The Dynamic Range function allows you to instantly see if your music is over-compressed, thanks to an oscilloscope that glows green if your music is dynamic. It also features a ‘DR’ Dynamic Range display based on the Short Term LUFS to peak ratio.
A particularly cool function is the “Bass Space” feature that provides level meters for 40Hz, 80Hz, 120Hz, and 160Hz to help you identify any channels that are too hot in any one low-frequency area.
Mastering The Mix LEVELS is about $89 USD (depending upon the exchange rate of the British Pound) and is available for both Mac and Windows platforms in VST, VST3, AU and AAX formats (both 32 and 64 bit). There’s also a free 15 day trial with no credit card required.
This is a very cool plugin that’s worth a checkout. Thanks to Kurt Hoffler for the heads up!
When Lorde broke on the scene in 2013 with “Royals” the song was met with positive critical acclaim and the singer immediately built a huge fan base that embraced her minimalist sound. That sound is somewhat deceiving though, because even though the backing track doesn’t contain many elements, Lorde’s vocals are far more complex than you might think from a casual listen. Take a listen to the isolated vocals to see what I mean.
As an interesting aside, the song’s title and lyrical hook is actually named after the Kansas City Royals baseball team. Lorde saw an image of the Royals hall of fame great George Brett on a 1976 copy of National Geographic and decided the name was cool (how she saw such an old magazine is unclear), and it provided the inspiration for the song.
Here’s what to listen for.
1. Check out the nice delayed reverb. The delay is pretty long and so is the reverb tail, which is pretty much needed to fill the spaces in a minimalist arrangement like this one. It’s also pretty dark so it adds a nice glue to the track.
2. The background vocal arrangements are very sophisticated and Lorde is excellent when it comes to singing with herself.
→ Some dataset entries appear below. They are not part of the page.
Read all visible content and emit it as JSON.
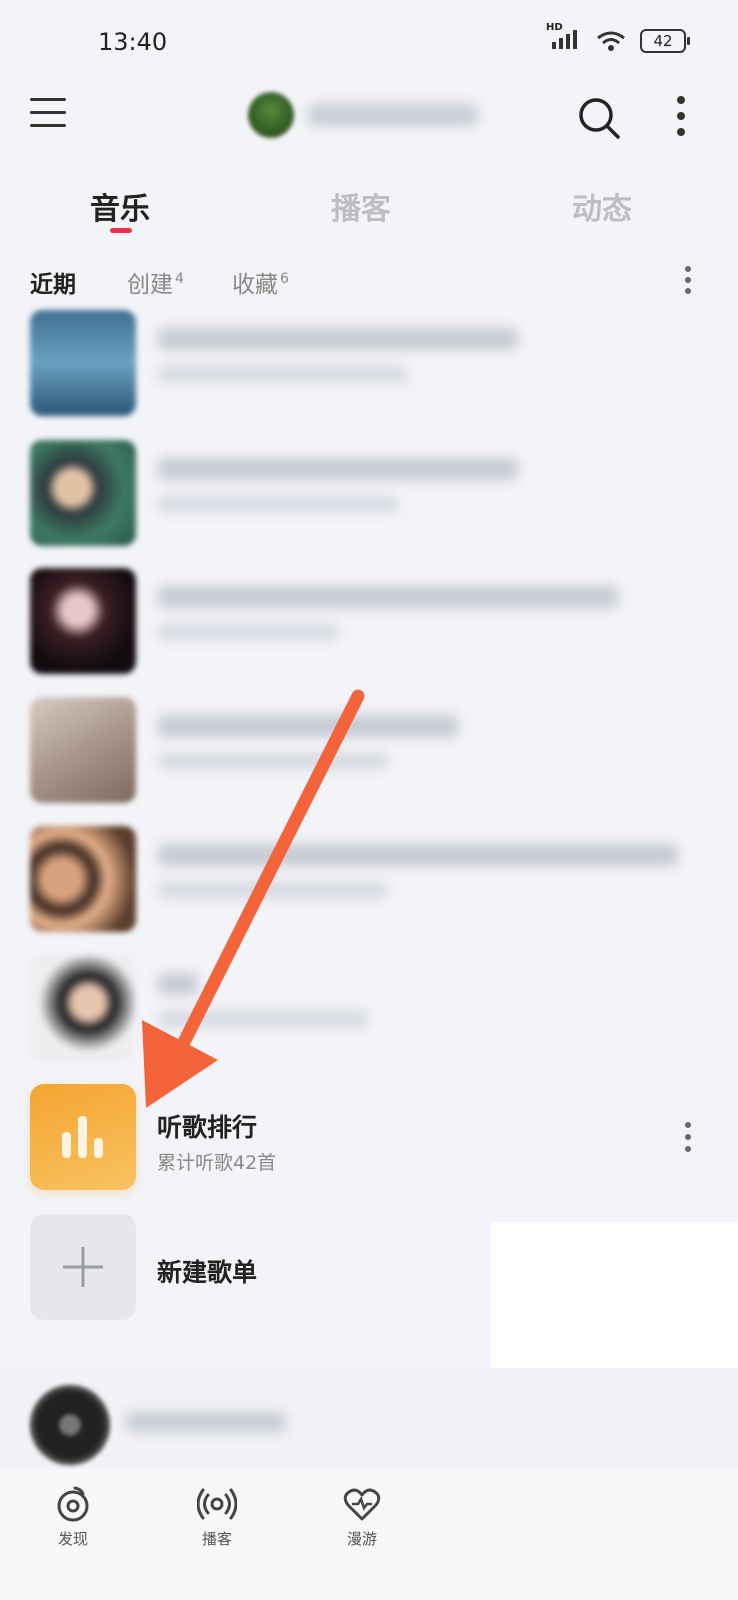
{
  "status": {
    "time": "13:40",
    "battery": "42",
    "signal_badge": "HD"
  },
  "header": {
    "menu_icon": "menu-icon",
    "search_icon": "search-icon",
    "more_icon": "more-vertical-icon"
  },
  "tabs": [
    {
      "label": "音乐",
      "active": true
    },
    {
      "label": "播客",
      "active": false
    },
    {
      "label": "动态",
      "active": false
    }
  ],
  "subtabs": [
    {
      "label": "近期",
      "count": ""
    },
    {
      "label": "创建",
      "count": "4"
    },
    {
      "label": "收藏",
      "count": "6"
    }
  ],
  "ranking": {
    "title": "听歌排行",
    "subtitle": "累计听歌42首"
  },
  "new_playlist": {
    "title": "新建歌单"
  },
  "bottom_nav": [
    {
      "label": "发现",
      "icon": "netease-discover-icon"
    },
    {
      "label": "播客",
      "icon": "podcast-icon"
    },
    {
      "label": "漫游",
      "icon": "roaming-heart-icon"
    }
  ],
  "colors": {
    "accent": "#e8344a",
    "ranking_orange": "#f5a531",
    "annotation_arrow": "#f4643a"
  }
}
There are also some difficult harmonies that she pulls off perfectly.
3. The vocals are pretty compressed, and you can hear the compressor pulling during the choruses, which are sung with much more intensity than the verses.
4. The second verse develops nicely thanks to a combination of simple and stacked harmonies, as well as a slight melody change.
5. Unlike just about everything on the charts today, the lead vocal isn’t doubled, which is very refreshing sound.
6. You hear the finger snaps and lots of phasing artifacts throughout the video. I suspect this isolated track was created by playing with the phase of the track to eliminate everything but the elements that were panned to the center during the mix. The phasing sound is byproduct of the process.
I’ve always said that “Real men play Telecasters” because the guitar’s shape makes it tough to play to any length of time, especially if you’re used to something more contoured like a Strat. That said, the Fender Telecaster is an iconic guitar with an iconic sound that has graced thousands of hit records over it’s 60+ years of existence. It doesn’t work on everything, but when it does, it’s usually perfect for the job.
Here’s a great video about 5 things you probably didn’t know about the Tele, and even if you’re a serious gear head and Tele owner, I bet there’s a couple of items here you’ll dig.
By the way, here’s a great abridged history of the Tele that covers some of rarer models.